  7. National Organization for Rare Disorders. IgA Nephropathy. Accessed March 6, 2024. https://rarediseases.org/rare-diseases/iga-nephropathy/
  8. Reich HN, Troyanov SAA, Scholey JW, Cattran DC. J Am Soc Nephrol. 2007;18(12):3177-3183.
  9. NHS. Chronic Kidney Disease. Accessed March 6, 2024. https://www.nhs.uk/conditions/kidney-disease/
  10. Zhao Y, Chen YP, Wu YQ, Bao BY, Fan H. J Int Med Res. 2020;48(1):300060519898008.
  11. Hallab A, Wish JB. Clin J Am Soc Nephrol. 2018;13(2):203-204.
  12. Kutner NG, Zhang R, Huang Y, Johansen KL. Clin J Am Soc Nephrol. 2010;5(11):2040-2045.
  13. Nie Y, Witten B, Schatell D, et al. Clin Kidney J. 2019;13(3):434-441.
  14. Couser WG, Remuzzi G, Mendis S, Tonelli M. Kidney Int. 2011;80(12):1258-1270.
  15. Pereira BDS, Fernandes NDS, de Melo NP, Abrita R, Grincenkov FRDS, Fernandes NMDS. Health Qual Life Outcomes. 2017;15(1):74.
  16. Rajasekaran A, Julian BA, Rizk DV. Am J Med Sci. 2021;361(2):176-194.
  17. Medjeral-Thomas NR, O'Shaughnessy MM. Adv Chronic Kidney Dis. 2020;27:111-119. 

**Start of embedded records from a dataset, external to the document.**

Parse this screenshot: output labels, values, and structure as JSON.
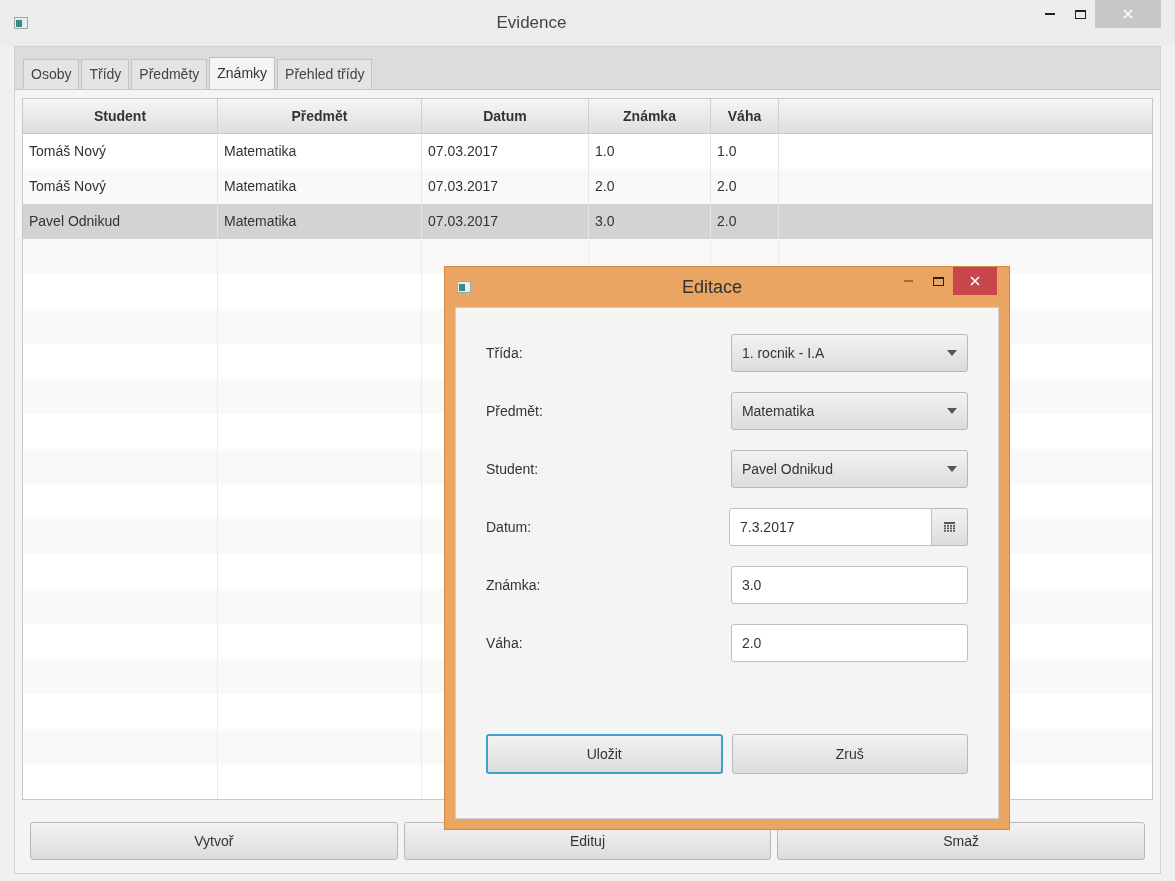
{
  "window": {
    "title": "Evidence"
  },
  "tabs": [
    {
      "label": "Osoby",
      "selected": false
    },
    {
      "label": "Třídy",
      "selected": false
    },
    {
      "label": "Předměty",
      "selected": false
    },
    {
      "label": "Známky",
      "selected": true
    },
    {
      "label": "Přehled třídy",
      "selected": false
    }
  ],
  "table": {
    "columns": [
      "Student",
      "Předmět",
      "Datum",
      "Známka",
      "Váha"
    ],
    "rows": [
      {
        "cells": [
          "Tomáš Nový",
          "Matematika",
          "07.03.2017",
          "1.0",
          "1.0"
        ],
        "selected": false
      },
      {
        "cells": [
          "Tomáš Nový",
          "Matematika",
          "07.03.2017",
          "2.0",
          "2.0"
        ],
        "selected": false
      },
      {
        "cells": [
          "Pavel Odnikud",
          "Matematika",
          "07.03.2017",
          "3.0",
          "2.0"
        ],
        "selected": true
      }
    ]
  },
  "buttons": [
    "Vytvoř",
    "Edituj",
    "Smaž"
  ],
  "dialog": {
    "title": "Editace",
    "fields": [
      {
        "label": "Třída:",
        "kind": "select",
        "value": "1. rocnik - I.A"
      },
      {
        "label": "Předmět:",
        "kind": "select",
        "value": "Matematika"
      },
      {
        "label": "Student:",
        "kind": "select",
        "value": "Pavel Odnikud"
      },
      {
        "label": "Datum:",
        "kind": "date",
        "value": "7.3.2017"
      },
      {
        "label": "Známka:",
        "kind": "text",
        "value": "3.0"
      },
      {
        "label": "Váha:",
        "kind": "text",
        "value": "2.0"
      }
    ],
    "buttons": [
      {
        "label": "Uložit",
        "focused": true
      },
      {
        "label": "Zruš",
        "focused": false
      }
    ]
  }
}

  18. Xie J, Kiryluk K, Wang W, et al. PLoS ONE. 2012;7(6):e38904.